• Aim of the exercise:
Set down the records that follow exactly and completely.

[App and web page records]
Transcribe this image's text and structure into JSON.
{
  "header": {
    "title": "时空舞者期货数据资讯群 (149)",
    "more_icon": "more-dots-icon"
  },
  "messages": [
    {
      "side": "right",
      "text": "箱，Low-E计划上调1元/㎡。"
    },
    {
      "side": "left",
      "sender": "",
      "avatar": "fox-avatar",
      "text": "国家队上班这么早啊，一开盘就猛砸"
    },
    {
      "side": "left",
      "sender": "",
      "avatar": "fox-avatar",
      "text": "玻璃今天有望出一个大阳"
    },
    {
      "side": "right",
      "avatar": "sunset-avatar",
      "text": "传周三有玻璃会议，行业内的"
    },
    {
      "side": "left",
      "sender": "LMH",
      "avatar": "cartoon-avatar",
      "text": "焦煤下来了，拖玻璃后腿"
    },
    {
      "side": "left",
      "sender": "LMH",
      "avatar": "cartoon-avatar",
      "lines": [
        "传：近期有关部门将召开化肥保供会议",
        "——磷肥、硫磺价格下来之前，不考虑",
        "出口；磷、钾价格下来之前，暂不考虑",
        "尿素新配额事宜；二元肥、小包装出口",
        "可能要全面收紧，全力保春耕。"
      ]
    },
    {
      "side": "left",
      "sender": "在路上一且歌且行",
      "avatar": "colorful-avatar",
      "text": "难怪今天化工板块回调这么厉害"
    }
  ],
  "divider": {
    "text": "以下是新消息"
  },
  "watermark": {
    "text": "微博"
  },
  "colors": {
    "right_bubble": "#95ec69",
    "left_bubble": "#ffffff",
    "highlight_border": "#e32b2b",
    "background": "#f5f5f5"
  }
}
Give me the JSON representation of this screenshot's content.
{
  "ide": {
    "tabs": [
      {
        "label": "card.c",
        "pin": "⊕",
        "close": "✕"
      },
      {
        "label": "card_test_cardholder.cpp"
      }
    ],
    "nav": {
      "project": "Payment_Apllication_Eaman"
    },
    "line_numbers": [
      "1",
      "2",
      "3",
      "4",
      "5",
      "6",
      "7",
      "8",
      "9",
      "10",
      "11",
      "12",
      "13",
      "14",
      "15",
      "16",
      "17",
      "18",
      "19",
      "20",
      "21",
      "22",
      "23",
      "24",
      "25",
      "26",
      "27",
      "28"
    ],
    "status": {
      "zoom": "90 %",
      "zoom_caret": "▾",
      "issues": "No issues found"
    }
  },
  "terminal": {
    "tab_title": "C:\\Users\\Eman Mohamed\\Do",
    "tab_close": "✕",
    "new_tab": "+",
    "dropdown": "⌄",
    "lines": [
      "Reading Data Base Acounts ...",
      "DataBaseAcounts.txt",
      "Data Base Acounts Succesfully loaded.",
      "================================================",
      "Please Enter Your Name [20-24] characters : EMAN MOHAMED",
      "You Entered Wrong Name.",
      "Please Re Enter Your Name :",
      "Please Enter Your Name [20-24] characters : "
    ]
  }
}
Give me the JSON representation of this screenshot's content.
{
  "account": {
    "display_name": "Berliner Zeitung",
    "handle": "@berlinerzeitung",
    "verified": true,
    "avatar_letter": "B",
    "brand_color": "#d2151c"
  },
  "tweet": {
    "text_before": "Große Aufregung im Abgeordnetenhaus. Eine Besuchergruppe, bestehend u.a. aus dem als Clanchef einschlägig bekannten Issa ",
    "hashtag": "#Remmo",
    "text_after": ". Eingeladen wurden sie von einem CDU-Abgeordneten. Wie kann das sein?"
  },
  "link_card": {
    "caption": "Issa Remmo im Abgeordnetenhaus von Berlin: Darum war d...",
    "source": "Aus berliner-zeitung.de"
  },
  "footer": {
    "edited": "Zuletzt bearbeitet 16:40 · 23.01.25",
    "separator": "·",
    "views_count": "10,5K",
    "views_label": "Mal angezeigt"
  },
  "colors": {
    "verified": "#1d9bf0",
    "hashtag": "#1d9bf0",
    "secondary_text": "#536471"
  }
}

• Output of the task:
Transcribe this image's text and structure into JSON.
{
  "header": {
    "title": "时空舞者期货数据资讯群 (149)",
    "more_icon": "more-dots-icon"
  },
  "messages": [
    {
      "side": "right",
      "text": "箱，Low-E计划上调1元/㎡。"
    },
    {
      "side": "left",
      "sender": "",
      "avatar": "fox-avatar",
      "text": "国家队上班这么早啊，一开盘就猛砸"
    },
    {
      "side": "left",
      "sender": "",
      "avatar": "fox-avatar",
      "text": "玻璃今天有望出一个大阳"
    },
    {
      "side": "right",
      "avatar": "sunset-avatar",
      "text": "传周三有玻璃会议，行业内的"
    },
    {
      "side": "left",
      "sender": "LMH",
      "avatar": "cartoon-avatar",
      "text": "焦煤下来了，拖玻璃后腿"
    },
    {
      "side": "left",
      "sender": "LMH",
      "avatar": "cartoon-avatar",
      "lines": [
        "传：近期有关部门将召开化肥保供会议",
        "——磷肥、硫磺价格下来之前，不考虑",
        "出口；磷、钾价格下来之前，暂不考虑",
        "尿素新配额事宜；二元肥、小包装出口",
        "可能要全面收紧，全力保春耕。"
      ]
    },
    {
      "side": "left",
      "sender": "在路上一且歌且行",
      "avatar": "colorful-avatar",
      "text": "难怪今天化工板块回调这么厉害"
    }
  ],
  "divider": {
    "text": "以下是新消息"
  },
  "watermark": {
    "text": "微博"
  },
  "colors": {
    "right_bubble": "#95ec69",
    "left_bubble": "#ffffff",
    "highlight_border": "#e32b2b",
    "background": "#f5f5f5"
  }
}
Give me the JSON representation of this screenshot's content.
{
  "ide": {
    "tabs": [
      {
        "label": "card.c",
        "pin": "⊕",
        "close": "✕"
      },
      {
        "label": "card_test_cardholder.cpp"
      }
    ],
    "nav": {
      "project": "Payment_Apllication_Eaman"
    },
    "line_numbers": [
      "1",
      "2",
      "3",
      "4",
      "5",
      "6",
      "7",
      "8",
      "9",
      "10",
      "11",
      "12",
      "13",
      "14",
      "15",
      "16",
      "17",
      "18",
      "19",
      "20",
      "21",
      "22",
      "23",
      "24",
      "25",
      "26",
      "27",
      "28"
    ],
    "status": {
      "zoom": "90 %",
      "zoom_caret": "▾",
      "issues": "No issues found"
    }
  },
  "terminal": {
    "tab_title": "C:\\Users\\Eman Mohamed\\Do",
    "tab_close": "✕",
    "new_tab": "+",
    "dropdown": "⌄",
    "lines": [
      "Reading Data Base Acounts ...",
      "DataBaseAcounts.txt",
      "Data Base Acounts Succesfully loaded.",
      "================================================",
      "Please Enter Your Name [20-24] characters : EMAN MOHAMED",
      "You Entered Wrong Name.",
      "Please Re Enter Your Name :",
      "Please Enter Your Name [20-24] characters : "
    ]
  }
}
Give me the JSON representation of this screenshot's content.
{
  "account": {
    "display_name": "Berliner Zeitung",
    "handle": "@berlinerzeitung",
    "verified": true,
    "avatar_letter": "B",
    "brand_color": "#d2151c"
  },
  "tweet": {
    "text_before": "Große Aufregung im Abgeordnetenhaus. Eine Besuchergruppe, bestehend u.a. aus dem als Clanchef einschlägig bekannten Issa ",
    "hashtag": "#Remmo",
    "text_after": ". Eingeladen wurden sie von einem CDU-Abgeordneten. Wie kann das sein?"
  },
  "link_card": {
    "caption": "Issa Remmo im Abgeordnetenhaus von Berlin: Darum war d...",
    "source": "Aus berliner-zeitung.de"
  },
  "footer": {
    "edited": "Zuletzt bearbeitet 16:40 · 23.01.25",
    "separator": "·",
    "views_count": "10,5K",
    "views_label": "Mal angezeigt"
  },
  "colors": {
    "verified": "#1d9bf0",
    "hashtag": "#1d9bf0",
    "secondary_text": "#536471"
  }
}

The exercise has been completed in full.